[Items from an interface collection]
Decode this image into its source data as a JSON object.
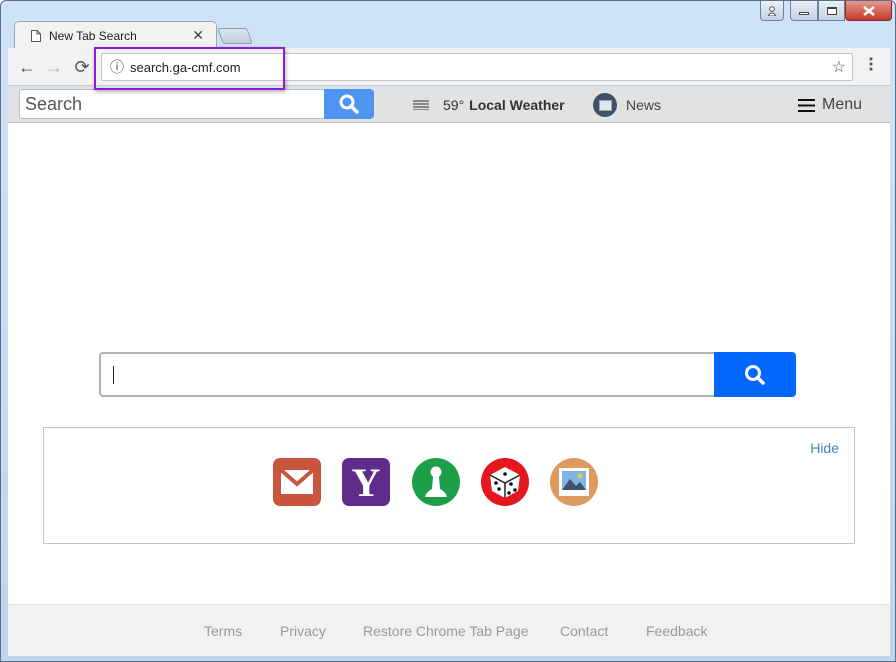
{
  "window": {
    "controls": {
      "user": "user-icon",
      "minimize": "minimize-icon",
      "maximize": "maximize-icon",
      "close": "close-icon"
    }
  },
  "tabs": [
    {
      "title": "New Tab Search",
      "icon": "page-icon",
      "active": true
    }
  ],
  "toolbar": {
    "url": "search.ga-cmf.com",
    "back": "←",
    "forward": "→",
    "reload": "⟳",
    "info": "ⓘ",
    "star": "☆",
    "menu": "⋮"
  },
  "topbar": {
    "search_placeholder": "Search",
    "weather_temp": "59°",
    "weather_label": "Local Weather",
    "news_label": "News",
    "menu_label": "Menu"
  },
  "main": {
    "search_value": "",
    "search_button_color": "#0366ff"
  },
  "shortcuts": {
    "hide_label": "Hide",
    "items": [
      {
        "name": "Mail",
        "icon": "mail-icon",
        "color": "#c9553e"
      },
      {
        "name": "Yahoo",
        "icon": "yahoo-icon",
        "glyph": "Y",
        "color": "#5f2c8c"
      },
      {
        "name": "Games",
        "icon": "chess-pawn-icon",
        "color": "#1f9e4a"
      },
      {
        "name": "Dice",
        "icon": "dice-icon",
        "color": "#e4171e"
      },
      {
        "name": "Photos",
        "icon": "photo-icon",
        "color": "#de9a5f"
      }
    ]
  },
  "footer": {
    "links": [
      "Terms",
      "Privacy",
      "Restore Chrome Tab Page",
      "Contact",
      "Feedback"
    ]
  }
}
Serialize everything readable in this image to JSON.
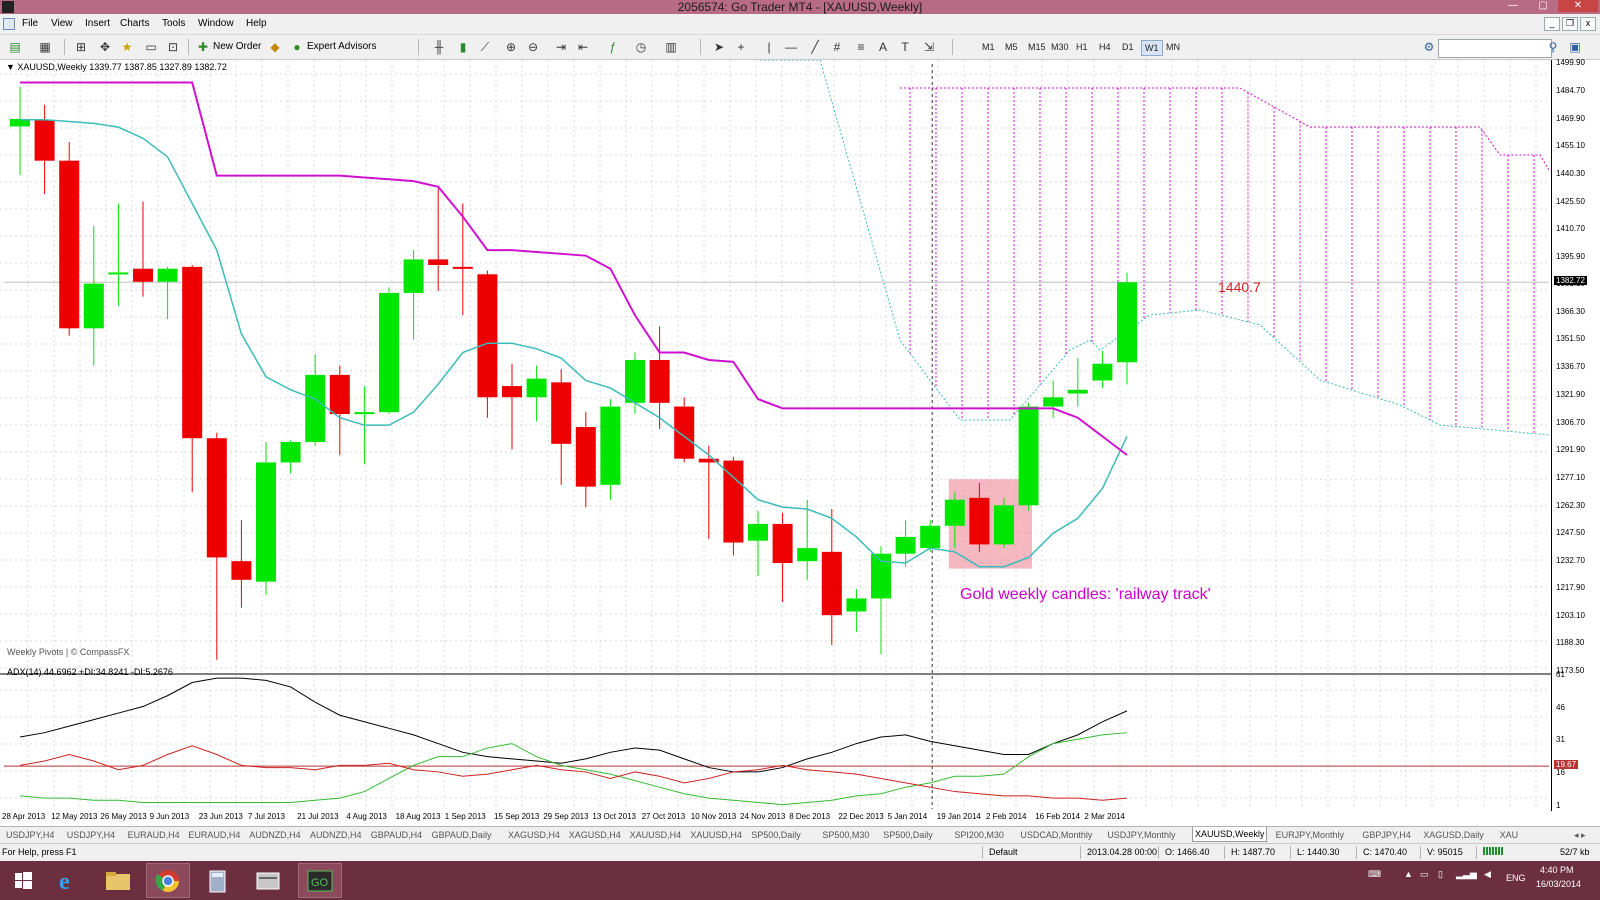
{
  "window": {
    "title": "2056574: Go Trader MT4 - [XAUUSD,Weekly]",
    "min_label": "—",
    "max_label": "▢",
    "close_label": "✕"
  },
  "menu": [
    "File",
    "View",
    "Insert",
    "Charts",
    "Tools",
    "Window",
    "Help"
  ],
  "toolbar": {
    "new_order": "New Order",
    "expert_advisors": "Expert Advisors",
    "timeframes": [
      "M1",
      "M5",
      "M15",
      "M30",
      "H1",
      "H4",
      "D1",
      "W1",
      "MN"
    ],
    "active_timeframe": "W1",
    "search_placeholder": ""
  },
  "chart": {
    "header": "XAUUSD,Weekly  1339.77 1387.85 1327.89 1382.72",
    "indicator_note": "Weekly Pivots | © CompassFX",
    "annotation": "Gold weekly candles: 'railway track'",
    "price_tag": "1440.7",
    "adx_header": "ADX(14) 44.6962 +DI:34.8241 -DI:5.2676",
    "current_price_label": "1382.72",
    "adx_current_label": "19.67"
  },
  "chart_data": {
    "type": "candlestick",
    "symbol": "XAUUSD",
    "timeframe": "Weekly",
    "ylim": [
      1173.5,
      1499.9
    ],
    "y_ticks": [
      "1499.90",
      "1484.70",
      "1469.90",
      "1455.10",
      "1440.30",
      "1425.50",
      "1410.70",
      "1395.90",
      "1381.10",
      "1366.30",
      "1351.50",
      "1336.70",
      "1321.90",
      "1306.70",
      "1291.90",
      "1277.10",
      "1262.30",
      "1247.50",
      "1232.70",
      "1217.90",
      "1203.10",
      "1188.30",
      "1173.50"
    ],
    "x_ticks": [
      "28 Apr 2013",
      "12 May 2013",
      "26 May 2013",
      "9 Jun 2013",
      "23 Jun 2013",
      "7 Jul 2013",
      "21 Jul 2013",
      "4 Aug 2013",
      "18 Aug 2013",
      "1 Sep 2013",
      "15 Sep 2013",
      "29 Sep 2013",
      "13 Oct 2013",
      "27 Oct 2013",
      "10 Nov 2013",
      "24 Nov 2013",
      "8 Dec 2013",
      "22 Dec 2013",
      "5 Jan 2014",
      "19 Jan 2014",
      "2 Feb 2014",
      "16 Feb 2014",
      "2 Mar 2014"
    ],
    "candles": [
      {
        "o": 1466.4,
        "h": 1487.7,
        "l": 1440.3,
        "c": 1470.4
      },
      {
        "o": 1469.9,
        "h": 1478.0,
        "l": 1430.0,
        "c": 1448.0
      },
      {
        "o": 1448.0,
        "h": 1458.0,
        "l": 1354.0,
        "c": 1358.0
      },
      {
        "o": 1358.0,
        "h": 1413.0,
        "l": 1338.0,
        "c": 1382.0
      },
      {
        "o": 1387.0,
        "h": 1425.0,
        "l": 1370.0,
        "c": 1388.0
      },
      {
        "o": 1390.0,
        "h": 1426.0,
        "l": 1375.0,
        "c": 1383.0
      },
      {
        "o": 1383.0,
        "h": 1391.0,
        "l": 1363.0,
        "c": 1390.0
      },
      {
        "o": 1391.0,
        "h": 1392.0,
        "l": 1270.0,
        "c": 1299.0
      },
      {
        "o": 1299.0,
        "h": 1302.0,
        "l": 1180.0,
        "c": 1235.0
      },
      {
        "o": 1233.0,
        "h": 1255.0,
        "l": 1208.0,
        "c": 1223.0
      },
      {
        "o": 1222.0,
        "h": 1297.0,
        "l": 1215.0,
        "c": 1286.0
      },
      {
        "o": 1286.0,
        "h": 1298.0,
        "l": 1280.0,
        "c": 1297.0
      },
      {
        "o": 1297.0,
        "h": 1344.0,
        "l": 1295.0,
        "c": 1333.0
      },
      {
        "o": 1333.0,
        "h": 1338.0,
        "l": 1290.0,
        "c": 1312.0
      },
      {
        "o": 1312.0,
        "h": 1327.0,
        "l": 1285.0,
        "c": 1313.0
      },
      {
        "o": 1313.0,
        "h": 1380.0,
        "l": 1312.0,
        "c": 1377.0
      },
      {
        "o": 1377.0,
        "h": 1400.0,
        "l": 1352.0,
        "c": 1395.0
      },
      {
        "o": 1395.0,
        "h": 1433.0,
        "l": 1378.0,
        "c": 1392.0
      },
      {
        "o": 1391.0,
        "h": 1425.0,
        "l": 1365.0,
        "c": 1390.0
      },
      {
        "o": 1387.0,
        "h": 1389.0,
        "l": 1310.0,
        "c": 1321.0
      },
      {
        "o": 1327.0,
        "h": 1339.0,
        "l": 1293.0,
        "c": 1321.0
      },
      {
        "o": 1321.0,
        "h": 1338.0,
        "l": 1308.0,
        "c": 1331.0
      },
      {
        "o": 1329.0,
        "h": 1336.0,
        "l": 1274.0,
        "c": 1296.0
      },
      {
        "o": 1305.0,
        "h": 1313.0,
        "l": 1262.0,
        "c": 1273.0
      },
      {
        "o": 1274.0,
        "h": 1320.0,
        "l": 1266.0,
        "c": 1316.0
      },
      {
        "o": 1318.0,
        "h": 1345.0,
        "l": 1312.0,
        "c": 1341.0
      },
      {
        "o": 1341.0,
        "h": 1359.0,
        "l": 1304.0,
        "c": 1318.0
      },
      {
        "o": 1316.0,
        "h": 1321.0,
        "l": 1286.0,
        "c": 1288.0
      },
      {
        "o": 1288.0,
        "h": 1295.0,
        "l": 1245.0,
        "c": 1286.0
      },
      {
        "o": 1287.0,
        "h": 1289.0,
        "l": 1236.0,
        "c": 1243.0
      },
      {
        "o": 1244.0,
        "h": 1260.0,
        "l": 1225.0,
        "c": 1253.0
      },
      {
        "o": 1253.0,
        "h": 1259.0,
        "l": 1211.0,
        "c": 1232.0
      },
      {
        "o": 1233.0,
        "h": 1266.0,
        "l": 1223.0,
        "c": 1240.0
      },
      {
        "o": 1238.0,
        "h": 1261.0,
        "l": 1188.0,
        "c": 1204.0
      },
      {
        "o": 1206.0,
        "h": 1218.0,
        "l": 1195.0,
        "c": 1213.0
      },
      {
        "o": 1213.0,
        "h": 1241.0,
        "l": 1183.0,
        "c": 1237.0
      },
      {
        "o": 1237.0,
        "h": 1255.0,
        "l": 1230.0,
        "c": 1246.0
      },
      {
        "o": 1240.0,
        "h": 1255.0,
        "l": 1238.0,
        "c": 1252.0
      },
      {
        "o": 1252.0,
        "h": 1270.0,
        "l": 1240.0,
        "c": 1266.0
      },
      {
        "o": 1267.0,
        "h": 1275.0,
        "l": 1238.0,
        "c": 1242.0
      },
      {
        "o": 1242.0,
        "h": 1267.0,
        "l": 1240.0,
        "c": 1263.0
      },
      {
        "o": 1263.0,
        "h": 1318.0,
        "l": 1260.0,
        "c": 1316.0
      },
      {
        "o": 1316.0,
        "h": 1330.0,
        "l": 1310.0,
        "c": 1321.0
      },
      {
        "o": 1323.0,
        "h": 1342.0,
        "l": 1316.0,
        "c": 1325.0
      },
      {
        "o": 1330.0,
        "h": 1346.0,
        "l": 1326.0,
        "c": 1339.0
      },
      {
        "o": 1339.77,
        "h": 1387.85,
        "l": 1327.89,
        "c": 1382.72
      }
    ],
    "tenkan": [
      1470,
      1470,
      1469,
      1468,
      1466,
      1460,
      1450,
      1425,
      1400,
      1355,
      1332,
      1325,
      1320,
      1310,
      1306,
      1306,
      1313,
      1328,
      1345,
      1350,
      1350,
      1347,
      1342,
      1330,
      1326,
      1318,
      1310,
      1300,
      1290,
      1278,
      1266,
      1262,
      1261,
      1256,
      1246,
      1233,
      1232,
      1240,
      1238,
      1230,
      1230,
      1235,
      1248,
      1256,
      1272,
      1300
    ],
    "kijun": [
      1490,
      1490,
      1490,
      1490,
      1490,
      1490,
      1490,
      1490,
      1440,
      1440,
      1440,
      1440,
      1440,
      1440,
      1439,
      1438,
      1437,
      1434,
      1418,
      1400,
      1400,
      1399,
      1398,
      1397,
      1390,
      1365,
      1345,
      1345,
      1341,
      1340,
      1320,
      1315,
      1315,
      1315,
      1315,
      1315,
      1315,
      1315,
      1315,
      1315,
      1315,
      1315,
      1315,
      1310,
      1300,
      1290
    ],
    "adx": {
      "ylim": [
        0,
        61
      ],
      "y_ticks": [
        "61",
        "46",
        "31",
        "16",
        "1"
      ],
      "adx": [
        33,
        35,
        38,
        41,
        44,
        47,
        52,
        58,
        60,
        60,
        59,
        56,
        49,
        43,
        40,
        37,
        34,
        30,
        26,
        24,
        23,
        22,
        21,
        23,
        26,
        28,
        27,
        23,
        19,
        17,
        17,
        19,
        23,
        26,
        30,
        33,
        34,
        31,
        29,
        27,
        25,
        25,
        30,
        34,
        40,
        45
      ],
      "plus_di": [
        6,
        5,
        5,
        4,
        4,
        3,
        3,
        3,
        3,
        3,
        3,
        3,
        4,
        5,
        8,
        14,
        20,
        24,
        24,
        28,
        30,
        24,
        20,
        18,
        16,
        13,
        10,
        7,
        5,
        4,
        3,
        2,
        3,
        4,
        6,
        7,
        10,
        12,
        15,
        15,
        16,
        24,
        30,
        32,
        34,
        35
      ],
      "minus_di": [
        20,
        22,
        25,
        22,
        18,
        20,
        25,
        29,
        25,
        20,
        19,
        19,
        18,
        20,
        20,
        21,
        18,
        17,
        15,
        16,
        18,
        20,
        18,
        17,
        14,
        17,
        15,
        12,
        14,
        17,
        18,
        20,
        18,
        17,
        16,
        14,
        12,
        10,
        8,
        7,
        6,
        6,
        5,
        5,
        4,
        5
      ],
      "level_line": 19.67
    }
  },
  "tabs": [
    "USDJPY,H4",
    "USDJPY,H4",
    "EURAUD,H4",
    "EURAUD,H4",
    "AUDNZD,H4",
    "AUDNZD,H4",
    "GBPAUD,H4",
    "GBPAUD,Daily",
    "XAGUSD,H4",
    "XAGUSD,H4",
    "XAUUSD,H4",
    "XAUUSD,H4",
    "SP500,Daily",
    "SP500,M30",
    "SP500,Daily",
    "SPI200,M30",
    "USDCAD,Monthly",
    "USDJPY,Monthly",
    "XAUUSD,Weekly",
    "EURJPY,Monthly",
    "GBPJPY,H4",
    "XAGUSD,Daily",
    "XAU"
  ],
  "active_tab_index": 18,
  "status": {
    "help": "For Help, press F1",
    "profile": "Default",
    "datetime": "2013.04.28 00:00",
    "open": "O: 1466.40",
    "high": "H: 1487.70",
    "low": "L: 1440.30",
    "close": "C: 1470.40",
    "volume": "V: 95015",
    "traffic": "52/7 kb"
  },
  "taskbar": {
    "language": "ENG",
    "time": "4:40 PM",
    "date": "16/03/2014"
  },
  "colors": {
    "bull": "#00e600",
    "bear": "#ee0000",
    "tenkan": "#3bbcb8",
    "kijun": "#d010d0",
    "cloud": "#d010d0",
    "annotation": "#cc00cc",
    "highlight": "#f2a0ac",
    "adx": "#000000",
    "plus_di": "#33bb33",
    "minus_di": "#cc2222"
  }
}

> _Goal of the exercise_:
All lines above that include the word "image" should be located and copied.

> _Your solution_:
Decode this image into its source data as a JSON object.
Serialize everything readable in this image to JSON.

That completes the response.